To properly apply the caulk, clean the area around the base of the toilet and make sure that it is dry. Then apply the caulk with a caulking gun, and smooth the seal with a wet, soapy finger before it has a chance to set.
Make sure to give it at least 24 hours before allowing water to come in contact with the seal.
Can you over tighten a toilet to the floor?
Yes, it is possible to over tighten a toilet to the floor. Sometimes, people use too much force when installing a toilet and end up overtightening it. This can result in a number of problems, such as pinched water supply lines or leaking seals, or even cracked porcelain.
The best way to avoid over tightening a toilet is to use a torque wrench to tighten the mounting bolts and screws to the manufacturer’s specifications.
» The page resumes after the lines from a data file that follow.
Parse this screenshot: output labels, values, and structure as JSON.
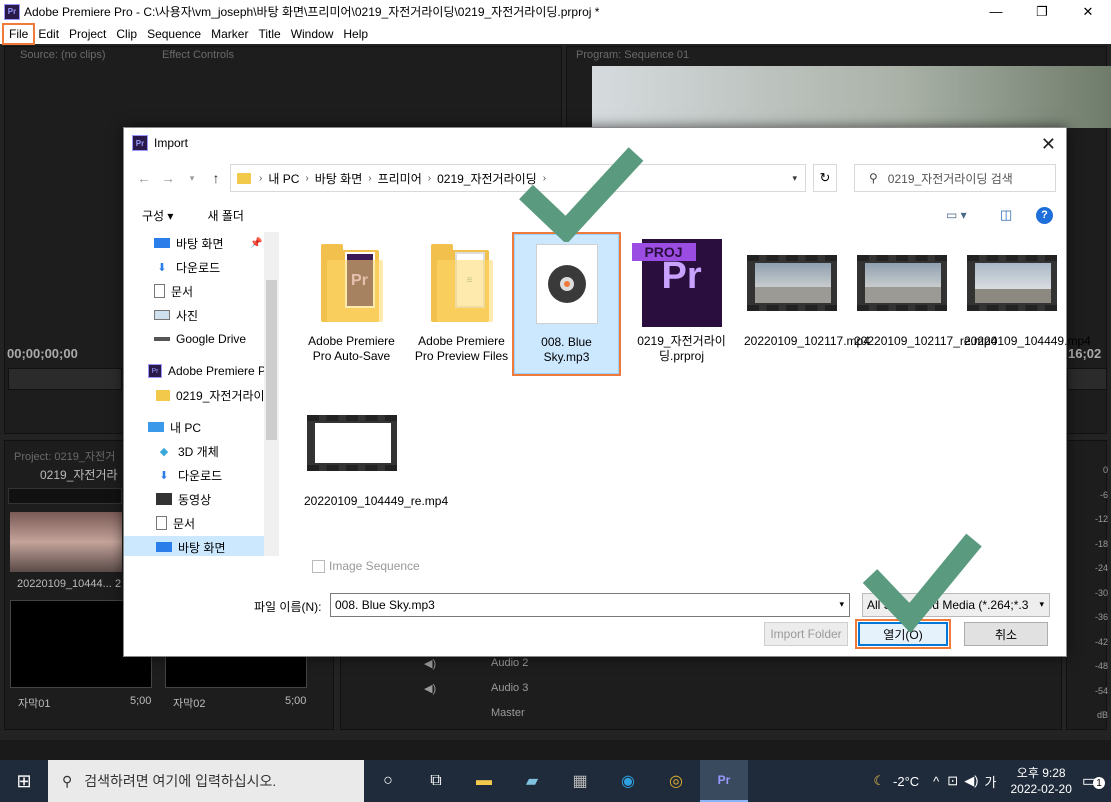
{
  "window": {
    "title": "Adobe Premiere Pro - C:\\사용자\\vm_joseph\\바탕 화면\\프리미어\\0219_자전거라이딩\\0219_자전거라이딩.prproj *",
    "icon": "Pr"
  },
  "menu": [
    "File",
    "Edit",
    "Project",
    "Clip",
    "Sequence",
    "Marker",
    "Title",
    "Window",
    "Help"
  ],
  "premiere": {
    "source_tab": "Source: (no clips)",
    "effect_controls_tab": "Effect Controls",
    "program_tab": "Program: Sequence 01",
    "timecode_left": "00;00;00;00",
    "timecode_right": "16;02",
    "project_tab": "Project: 0219_자전거",
    "project_name": "0219_자전거라",
    "bin_items": [
      {
        "name": "20220109_10444...",
        "duration": "2"
      },
      {
        "name": "자막01",
        "duration": "5;00"
      },
      {
        "name": "자막02",
        "duration": "5;00"
      }
    ],
    "tracks": [
      "Audio 2",
      "Audio 3",
      "Master"
    ],
    "meter_labels": [
      "0",
      "-6",
      "-12",
      "-18",
      "-24",
      "-30",
      "-36",
      "-42",
      "-48",
      "-54",
      "dB"
    ]
  },
  "dialog": {
    "icon": "Pr",
    "title": "Import",
    "breadcrumbs": [
      "내 PC",
      "바탕 화면",
      "프리미어",
      "0219_자전거라이딩"
    ],
    "search_placeholder": "0219_자전거라이딩 검색",
    "commands": {
      "organize": "구성 ▾",
      "new_folder": "새 폴더"
    },
    "nav": [
      {
        "label": "바탕 화면",
        "icon": "desktop-icon",
        "pinned": true
      },
      {
        "label": "다운로드",
        "icon": "download-icon",
        "pinned": true
      },
      {
        "label": "문서",
        "icon": "document-icon",
        "pinned": true
      },
      {
        "label": "사진",
        "icon": "picture-icon",
        "pinned": true
      },
      {
        "label": "Google Drive",
        "icon": "drive-icon",
        "pinned": true
      },
      {
        "label": "Adobe Premiere P",
        "icon": "premiere-icon",
        "pinned": false
      },
      {
        "label": "0219_자전거라이",
        "icon": "folder-icon",
        "pinned": false
      },
      {
        "label": "내 PC",
        "icon": "pc-icon",
        "pinned": false
      },
      {
        "label": "3D 개체",
        "icon": "3d-icon",
        "pinned": false
      },
      {
        "label": "다운로드",
        "icon": "download-icon",
        "pinned": false
      },
      {
        "label": "동영상",
        "icon": "video-icon",
        "pinned": false
      },
      {
        "label": "문서",
        "icon": "document-icon",
        "pinned": false
      },
      {
        "label": "바탕 화면",
        "icon": "desktop-icon",
        "pinned": false
      }
    ],
    "files": [
      {
        "name": "Adobe Premiere Pro Auto-Save",
        "kind": "folder-pr"
      },
      {
        "name": "Adobe Premiere Pro Preview Files",
        "kind": "folder-doc"
      },
      {
        "name": "008. Blue Sky.mp3",
        "kind": "mp3",
        "selected": true
      },
      {
        "name": "0219_자전거라이딩.prproj",
        "kind": "proj"
      },
      {
        "name": "20220109_102117.mp4",
        "kind": "video"
      },
      {
        "name": "20220109_102117_re.mp4",
        "kind": "video"
      },
      {
        "name": "20220109_104449.mp4",
        "kind": "video"
      },
      {
        "name": "20220109_104449_re.mp4",
        "kind": "video-white"
      }
    ],
    "image_sequence_label": "Image Sequence",
    "filename_label": "파일 이름(N):",
    "filename_value": "008. Blue Sky.mp3",
    "filter_value": "All Supported Media (*.264;*.3",
    "buttons": {
      "import_folder": "Import Folder",
      "open": "열기(O)",
      "cancel": "취소"
    }
  },
  "taskbar": {
    "search_placeholder": "검색하려면 여기에 입력하십시오.",
    "weather": "-2°C",
    "ime": "가",
    "time": "오후 9:28",
    "date": "2022-02-20",
    "notifications": "1"
  },
  "colors": {
    "accent_orange": "#f07a3a",
    "check_green": "#5a9a7e",
    "selection": "#cce8ff"
  }
}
The torque wrench is set to the desired torque setting, which ensures the bolts and screws are tightened to the proper tightness without over tightening.
If you don’t have a torque wrench, you can also use a socket wrench and tighten the bolts and screws in a star pattern so that the toilet is evenly secured. Additionally, a few drops of thread sealant around the bolts and screws can help ensure a secure fit and prevent any leaks.
What do you do when your toilet leaks from the bottom?
When your toilet leaks from the bottom, the most important thing to do is to first identify where the leak is coming from and assess what type of repair is necessary in order to fix the leak. It could be coming from the tank, the seals, the gaskets, or the wax ring at the bottom of the toilet.
If it is coming from the tank, it can sometimes be fixed by simply tightening the bolts to the tank. If the seals and gaskets are damaged, they will need to be replaced. The wax ring at the bottom of the toilet may need to be replaced as well if it is in bad condition.
If you do not feel comfortable doing the repairs yourself, it is recommended to contact a professional plumber.